In other words, social or psychological factors must be met in order for an area to be classified as wilderness. Or consider this excerpt from the definition of Wild Forest (again italics are mine):
“A wild forest area is an area where the resources permit a somewhat higher degree of human use than in wilderness, primitive or canoe areas, while retaining an essentially wild character. A wild forest area is further defined as an area that frequently lacks the sense of remoteness of wilderness, primitive or canoe areas…”
The problem of course is that an area that may not meet the aesthetic criteria for wilderness may be vitally important from an ecological standpoint, connected to other parts of the park in ways that are both more important and more apparent in light of four decades of progress in ecology.
The development of relatively new ecological concepts changes the relationship between science and protection of the Adirondacks in favor of a richer focus on biological interconnection and ecological health. The term “ecological integrity” captures this in a strong way. It should be said that while ecological integrity has become a term of art, there is no single definition. I like the definition offered in the research paper “Monitoring and evaluating the ecological integrity of forest ecosystems”by Geraldine Tierney, Don Faber-Langendoen, Brian Mitchell, W. Gregory Shriver, and James P. Gibbs (I like it even more because Gibbs and Tierney are both with SUNY-ESF):

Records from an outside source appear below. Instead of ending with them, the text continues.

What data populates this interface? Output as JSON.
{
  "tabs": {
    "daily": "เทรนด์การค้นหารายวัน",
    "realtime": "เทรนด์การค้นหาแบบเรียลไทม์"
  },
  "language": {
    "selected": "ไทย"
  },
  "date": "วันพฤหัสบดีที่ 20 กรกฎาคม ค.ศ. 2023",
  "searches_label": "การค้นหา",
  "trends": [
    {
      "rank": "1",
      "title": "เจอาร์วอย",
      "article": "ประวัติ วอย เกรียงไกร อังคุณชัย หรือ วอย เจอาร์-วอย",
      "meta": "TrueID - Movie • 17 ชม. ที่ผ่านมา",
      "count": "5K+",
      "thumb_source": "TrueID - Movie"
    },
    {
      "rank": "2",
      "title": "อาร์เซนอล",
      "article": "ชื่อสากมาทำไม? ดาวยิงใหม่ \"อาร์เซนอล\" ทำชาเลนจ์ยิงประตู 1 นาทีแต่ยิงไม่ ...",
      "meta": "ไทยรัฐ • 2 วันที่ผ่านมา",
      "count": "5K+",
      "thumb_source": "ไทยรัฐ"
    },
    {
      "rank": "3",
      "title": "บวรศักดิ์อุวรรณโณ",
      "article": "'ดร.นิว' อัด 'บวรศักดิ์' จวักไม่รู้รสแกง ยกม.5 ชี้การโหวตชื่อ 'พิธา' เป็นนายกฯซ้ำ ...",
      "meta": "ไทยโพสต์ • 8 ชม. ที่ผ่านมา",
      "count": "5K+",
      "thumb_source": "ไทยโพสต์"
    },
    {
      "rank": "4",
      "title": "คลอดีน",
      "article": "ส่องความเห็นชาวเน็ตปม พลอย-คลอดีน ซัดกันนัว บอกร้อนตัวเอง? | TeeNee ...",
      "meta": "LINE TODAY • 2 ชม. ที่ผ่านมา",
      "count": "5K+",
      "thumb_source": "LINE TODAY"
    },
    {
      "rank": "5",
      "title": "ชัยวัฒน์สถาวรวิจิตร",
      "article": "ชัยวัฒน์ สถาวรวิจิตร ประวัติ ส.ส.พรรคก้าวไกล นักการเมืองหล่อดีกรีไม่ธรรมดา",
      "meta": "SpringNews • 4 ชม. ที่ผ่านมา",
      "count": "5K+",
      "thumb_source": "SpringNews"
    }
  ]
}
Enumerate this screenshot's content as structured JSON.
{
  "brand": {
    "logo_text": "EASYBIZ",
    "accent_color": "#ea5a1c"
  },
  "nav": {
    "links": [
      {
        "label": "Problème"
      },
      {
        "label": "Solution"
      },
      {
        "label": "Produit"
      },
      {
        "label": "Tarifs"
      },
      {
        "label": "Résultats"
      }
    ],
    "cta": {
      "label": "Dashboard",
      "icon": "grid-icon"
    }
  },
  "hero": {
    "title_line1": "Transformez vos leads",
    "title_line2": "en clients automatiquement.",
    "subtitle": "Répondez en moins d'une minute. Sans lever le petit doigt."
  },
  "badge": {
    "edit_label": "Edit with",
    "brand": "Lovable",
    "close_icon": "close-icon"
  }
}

“‘Ecological integrity’ provides a useful framework for ecologically based monitoring and can provide valuable information for assessing ecosystem condition and management effectiveness. Building on the related concepts of biological integrity and ecological health, ecological integrity is a measure of the composition, structure, and function of an ecosystem in relation to the system’s natural or historical range of variation, as well as perturbations caused by natural or anthropogenic agents of change.”
The critical idea here is that ecological integrity is a measure. It establishes a basis by which any potential acquisition, classification or management policy can affect the larger ecosystem. It also provides a framework to measure past and present human impact, from logging to roads to non-conforming structures in a scientifically significant way, not just “sense of remoteness and degree of wildness.”
References to open space and natural character occur throughout the SLMP, whereas there is not a single mention of ecological integrity. That’s because in any formal sense it is new terminology – a descriptor for a “best practice” of sorts for protecting and enhancing the natural health of the Forest Preserve; as such it becomes an essential way to look at the Adirondack Park.
My reading of the SLMP is that it already has a strong enough bent towards science that to establish ecological integrity as the fundamental driver for policy does not require more than a few additions, new wording and some thoughtful tweaking.
I favor, indeed I cherish, the aesthetic values by which we measure wilderness. I am in no way opposed to these considerations and believe they need to be part of the value system that protects the Adirondacks, as they always have, but we need to do all we can to give science an upper hand.
Photo: Lost Brook.